* **WORK TO COMPLETE**
The lines to return are those below that contain the word "icon".

* **PROVIDED DATA**
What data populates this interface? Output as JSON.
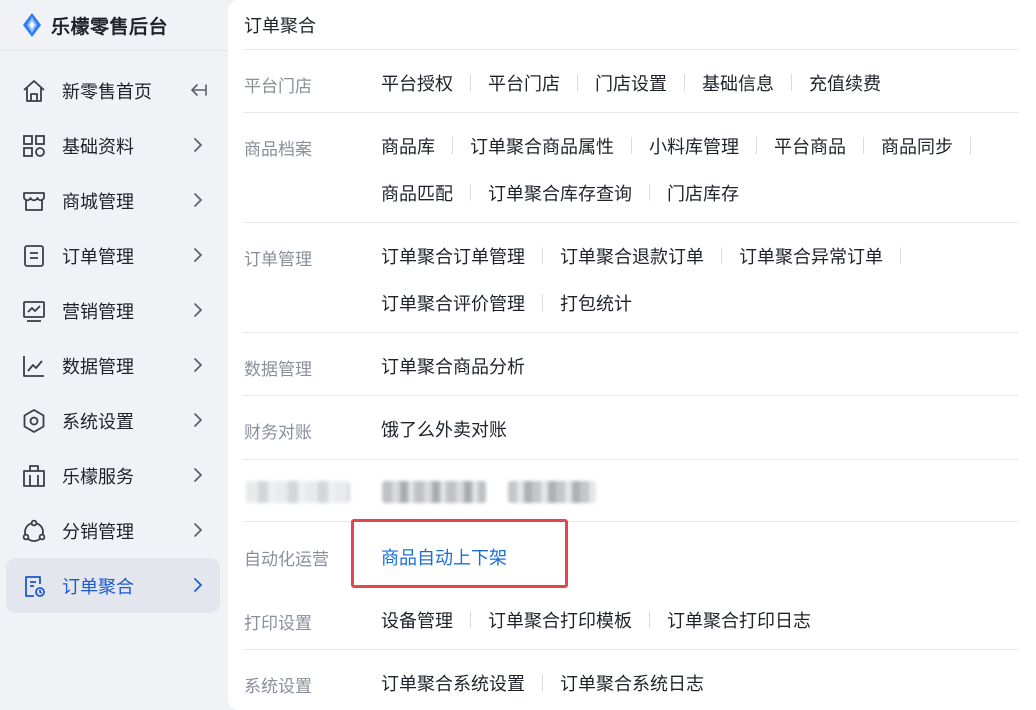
{
  "app": {
    "title": "乐檬零售后台"
  },
  "sidebar": {
    "items": [
      {
        "label": "新零售首页",
        "icon": "home-icon"
      },
      {
        "label": "基础资料",
        "icon": "grid-icon"
      },
      {
        "label": "商城管理",
        "icon": "store-icon"
      },
      {
        "label": "订单管理",
        "icon": "document-icon"
      },
      {
        "label": "营销管理",
        "icon": "monitor-chart-icon"
      },
      {
        "label": "数据管理",
        "icon": "line-chart-icon"
      },
      {
        "label": "系统设置",
        "icon": "hexagon-settings-icon"
      },
      {
        "label": "乐檬服务",
        "icon": "building-icon"
      },
      {
        "label": "分销管理",
        "icon": "share-network-icon"
      },
      {
        "label": "订单聚合",
        "icon": "order-aggregate-icon",
        "active": true
      }
    ]
  },
  "panel": {
    "title": "订单聚合",
    "sections": [
      {
        "category": "平台门店",
        "rows": [
          [
            "平台授权",
            "平台门店",
            "门店设置",
            "基础信息",
            "充值续费"
          ]
        ]
      },
      {
        "category": "商品档案",
        "rows": [
          [
            "商品库",
            "订单聚合商品属性",
            "小料库管理",
            "平台商品",
            "商品同步"
          ],
          [
            "商品匹配",
            "订单聚合库存查询",
            "门店库存"
          ]
        ]
      },
      {
        "category": "订单管理",
        "rows": [
          [
            "订单聚合订单管理",
            "订单聚合退款订单",
            "订单聚合异常订单"
          ],
          [
            "订单聚合评价管理",
            "打包统计"
          ]
        ]
      },
      {
        "category": "数据管理",
        "rows": [
          [
            "订单聚合商品分析"
          ]
        ]
      },
      {
        "category": "财务对账",
        "rows": [
          [
            "饿了么外卖对账"
          ]
        ]
      },
      {
        "category": "自动化运营",
        "rows": [
          [
            "商品自动上下架"
          ]
        ]
      },
      {
        "category": "打印设置",
        "rows": [
          [
            "设备管理",
            "订单聚合打印模板",
            "订单聚合打印日志"
          ]
        ]
      },
      {
        "category": "系统设置",
        "rows": [
          [
            "订单聚合系统设置",
            "订单聚合系统日志"
          ]
        ]
      }
    ]
  },
  "colors": {
    "accent": "#1a6ed9",
    "highlight_border": "#e2474f",
    "category_text": "#8a8f98"
  }
}
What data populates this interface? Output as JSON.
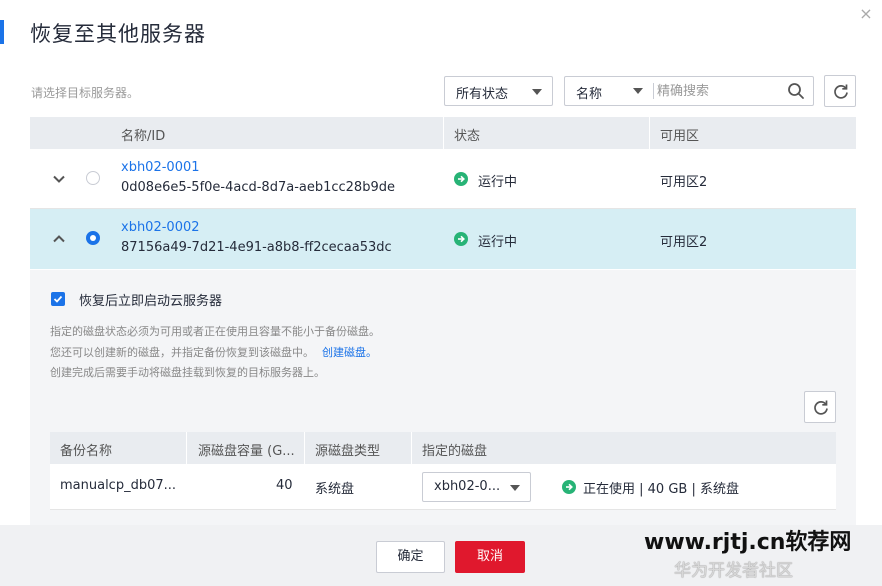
{
  "dialog": {
    "title": "恢复至其他服务器",
    "close_label": "×"
  },
  "filter": {
    "hint": "请选择目标服务器。",
    "status_select": "所有状态",
    "field_select": "名称",
    "search_placeholder": "精确搜索"
  },
  "table": {
    "columns": [
      "名称/ID",
      "状态",
      "可用区"
    ],
    "rows": [
      {
        "name": "xbh02-0001",
        "id": "0d08e6e5-5f0e-4acd-8d7a-aeb1cc28b9de",
        "status": "运行中",
        "zone": "可用区2",
        "selected": false
      },
      {
        "name": "xbh02-0002",
        "id": "87156a49-7d21-4e91-a8b8-ff2cecaa53dc",
        "status": "运行中",
        "zone": "可用区2",
        "selected": true
      }
    ]
  },
  "restore": {
    "start_after_restore": "恢复后立即启动云服务器",
    "notes": [
      "指定的磁盘状态必须为可用或者正在使用且容量不能小于备份磁盘。",
      "您还可以创建新的磁盘，并指定备份恢复到该磁盘中。",
      "创建完成后需要手动将磁盘挂载到恢复的目标服务器上。"
    ],
    "create_disk_link": "创建磁盘。"
  },
  "disk_table": {
    "columns": [
      "备份名称",
      "源磁盘容量 (G...",
      "源磁盘类型",
      "指定的磁盘"
    ],
    "rows": [
      {
        "backup_name": "manualcp_db07...",
        "capacity": "40",
        "type": "系统盘",
        "target_disk": "xbh02-0...",
        "target_status": "正在使用 | 40 GB | 系统盘"
      }
    ]
  },
  "footer": {
    "ok_label": "确定",
    "cancel_label": "取消"
  },
  "watermark": {
    "url": "www.rjtj.cn软荐网",
    "weibo": "华为开发者社区"
  },
  "colors": {
    "accent": "#1b73e8",
    "selected_row": "#d6eef4",
    "running": "#27b376",
    "danger": "#e0182d"
  }
}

* **ANSWER SPACE**
        "icon": "home-icon"
        "icon": "grid-icon"
        "icon": "store-icon"
        "icon": "document-icon"
        "icon": "monitor-chart-icon"
        "icon": "line-chart-icon"
        "icon": "hexagon-settings-icon"
        "icon": "building-icon"
        "icon": "share-network-icon"
        "icon": "order-aggregate-icon",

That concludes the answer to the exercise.